Pozo Saloon - 1974

Late afternoon sunlight sneaks through the frosted windows. The rays fall across the plank floor, landing on the jukebox in the corner. Decorated with colored glass, brightly backlit with incandescent bulbs and dating from the early 60s, it is filled with 45's of country classics and a smattering of flower-power rock and roll. The room is quiet, the bartender at his station behind the polished wood bar watching a midday gameshow with the sound off. Dust motes float in the sun rays around a hand full of tables, adorned with Tabasco, napkins and bowls of peanuts. Mismatched wooden chairs are tucked haphazardly under the tables waiting expectantly for customers. Neon advertising Hamm's, Busch and Pabst contribute a surreal glow. Signs left behind by traveling salesmen who no longer include the tired tavern on their weekly rounds.

Footsteps crossing the wide roughhewn boards of the front porch force the bartender off his perch as the door swings open for three young men. Lean and dressed identically in green work pants, gray uniform shirts and stacked heeled, black leather boots, they fill the room with unexpected energy. Before they have a chance to shout, "the usual", the bartender instinctively draws three glasses of lager. Collecting the beer and glasses with thanks and comments about the dry, hot and dusty day they settle at the table closest to the jukebox. The tallest sets a handheld radio on the table, adjusting the squelch to silence, while a companion pumps quarters into the jukebox.

As Marty Robbins begins to sing about heartbreak and death in El Paso the three tell stories about wildfires from their past. The first speaks about bravery in the brush of California, the second describes forests in the Sierras exploding in flames, while a third recounts close calls and near disaster. The stories are handed around the table, the jukebox plays and the level of beer in their glasses subsides as they make plans for an evening in town.
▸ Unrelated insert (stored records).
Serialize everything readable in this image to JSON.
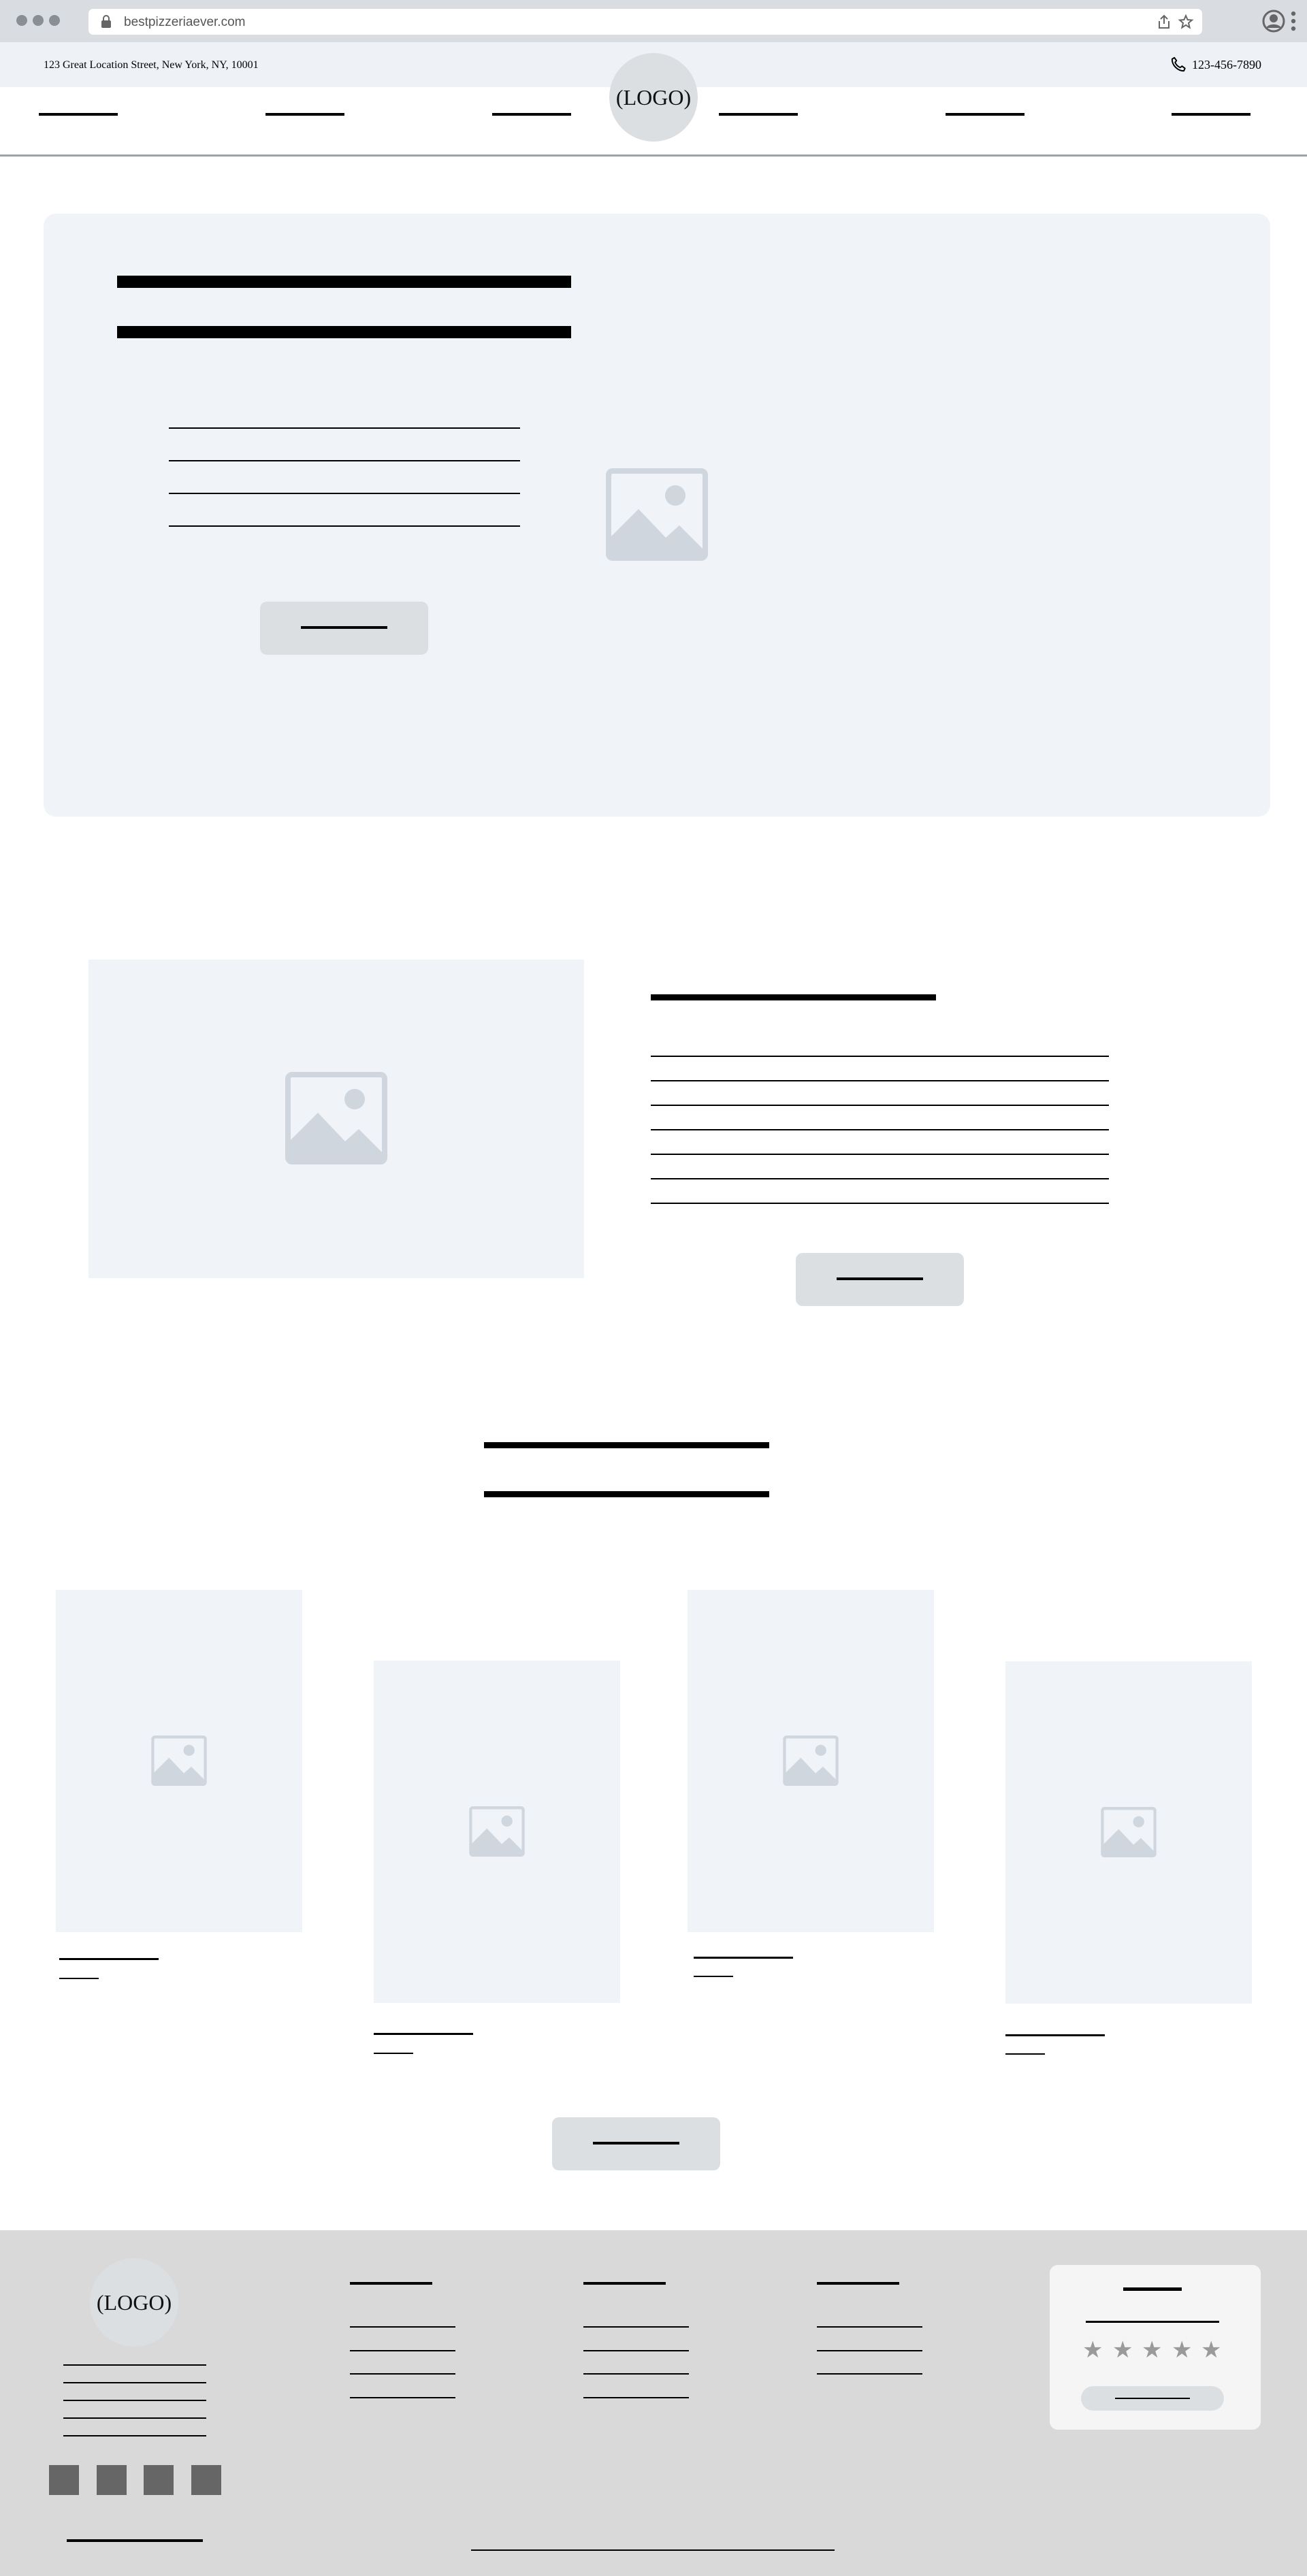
{
  "browser": {
    "url": "bestpizzeriaever.com",
    "icons": [
      "lock-icon",
      "share-icon",
      "star-icon",
      "account-icon",
      "more-icon"
    ]
  },
  "topbar": {
    "address": "123 Great Location Street, New York, NY, 10001",
    "phone": "123-456-7890",
    "phone_icon": "phone-icon"
  },
  "header": {
    "logo_text": "(LOGO)"
  },
  "footer": {
    "logo_text": "(LOGO)",
    "rating_stars": [
      "★",
      "★",
      "★",
      "★",
      "★"
    ]
  },
  "colors": {
    "chrome": "#d9dde1",
    "infobar": "#eef2f7",
    "panel": "#f0f3f7",
    "button": "#dcdfe2",
    "footer": "#d9d9d9",
    "placeholder_icon": "#cfd6de"
  }
}
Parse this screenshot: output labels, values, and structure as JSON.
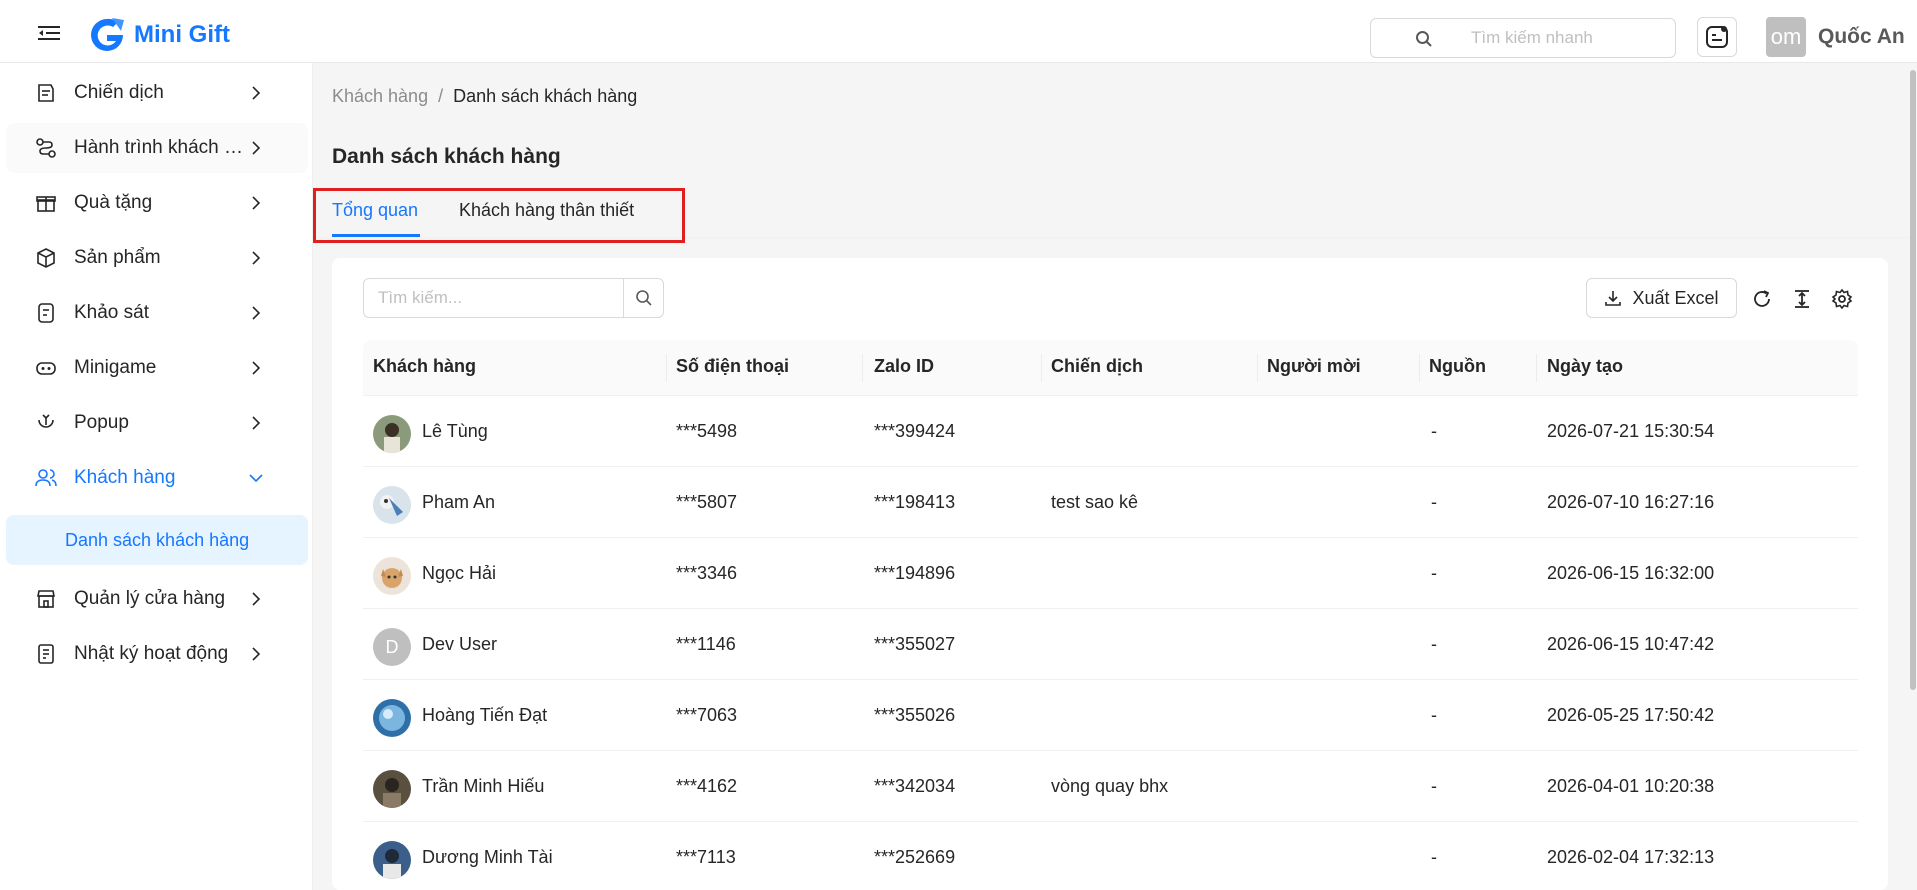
{
  "header": {
    "logo_text": "Mini Gift",
    "search_placeholder": "Tìm kiếm nhanh",
    "avatar_text": "om",
    "user_name": "Quốc An"
  },
  "sidebar": {
    "items": [
      {
        "label": "Chiến dịch",
        "icon": "campaign-icon"
      },
      {
        "label": "Hành trình khách hàng",
        "icon": "journey-icon"
      },
      {
        "label": "Quà tặng",
        "icon": "gift-icon"
      },
      {
        "label": "Sản phẩm",
        "icon": "box-icon"
      },
      {
        "label": "Khảo sát",
        "icon": "survey-icon"
      },
      {
        "label": "Minigame",
        "icon": "gamepad-icon"
      },
      {
        "label": "Popup",
        "icon": "popup-icon"
      },
      {
        "label": "Khách hàng",
        "icon": "users-icon"
      },
      {
        "label": "Quản lý cửa hàng",
        "icon": "store-icon"
      },
      {
        "label": "Nhật ký hoạt động",
        "icon": "log-icon"
      }
    ],
    "sub_item": "Danh sách khách hàng"
  },
  "breadcrumb": {
    "parent": "Khách hàng",
    "separator": "/",
    "current": "Danh sách khách hàng"
  },
  "page": {
    "title": "Danh sách khách hàng",
    "tabs": [
      "Tổng quan",
      "Khách hàng thân thiết"
    ]
  },
  "toolbar": {
    "search_placeholder": "Tìm kiếm...",
    "export_label": "Xuất Excel"
  },
  "table": {
    "columns": [
      "Khách hàng",
      "Số điện thoại",
      "Zalo ID",
      "Chiến dịch",
      "Người mời",
      "Nguồn",
      "Ngày tạo"
    ],
    "rows": [
      {
        "name": "Lê Tùng",
        "phone": "***5498",
        "zalo": "***399424",
        "campaign": "",
        "inviter": "",
        "source": "-",
        "created": "2026-07-21 15:30:54",
        "avatar": "photo"
      },
      {
        "name": "Pham An",
        "phone": "***5807",
        "zalo": "***198413",
        "campaign": "test sao kê",
        "inviter": "",
        "source": "-",
        "created": "2026-07-10 16:27:16",
        "avatar": "photo"
      },
      {
        "name": "Ngọc Hải",
        "phone": "***3346",
        "zalo": "***194896",
        "campaign": "",
        "inviter": "",
        "source": "-",
        "created": "2026-06-15 16:32:00",
        "avatar": "photo"
      },
      {
        "name": "Dev User",
        "phone": "***1146",
        "zalo": "***355027",
        "campaign": "",
        "inviter": "",
        "source": "-",
        "created": "2026-06-15 10:47:42",
        "avatar": "D"
      },
      {
        "name": "Hoàng Tiến Đạt",
        "phone": "***7063",
        "zalo": "***355026",
        "campaign": "",
        "inviter": "",
        "source": "-",
        "created": "2026-05-25 17:50:42",
        "avatar": "photo"
      },
      {
        "name": "Trần Minh Hiếu",
        "phone": "***4162",
        "zalo": "***342034",
        "campaign": "vòng quay bhx",
        "inviter": "",
        "source": "-",
        "created": "2026-04-01 10:20:38",
        "avatar": "photo"
      },
      {
        "name": "Dương Minh Tài",
        "phone": "***7113",
        "zalo": "***252669",
        "campaign": "",
        "inviter": "",
        "source": "-",
        "created": "2026-02-04 17:32:13",
        "avatar": "photo"
      }
    ]
  },
  "colors": {
    "accent": "#1677ff",
    "highlight_box": "#e0201f"
  }
}
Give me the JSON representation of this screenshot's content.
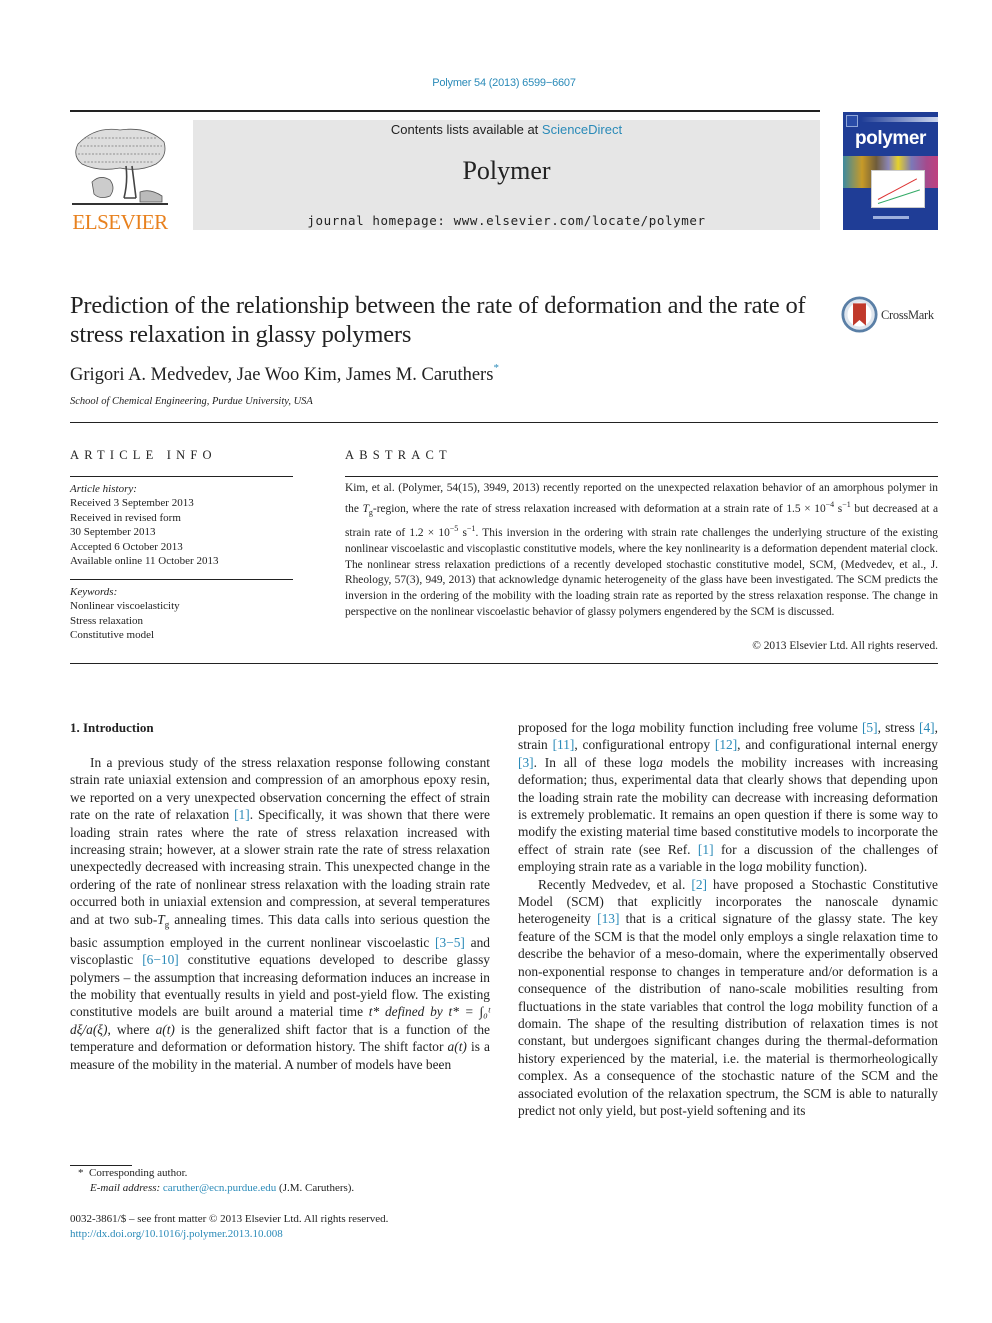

Hands signal a second round, as the radio squawks out a fire call, ticking off responding crews, triggering a siren from their station across the narrow country road. Chair legs scrape the wooden floor, dollars are deposited on the table and yelling goodbyes, the three sprint out the door.

The bartender watches the door swing shut, plunging the barroom back into twilight. Looking at the half-filled glass under the tap, he pushes the handle closed and takes a sip as the last of the jukebox selections fades to an end.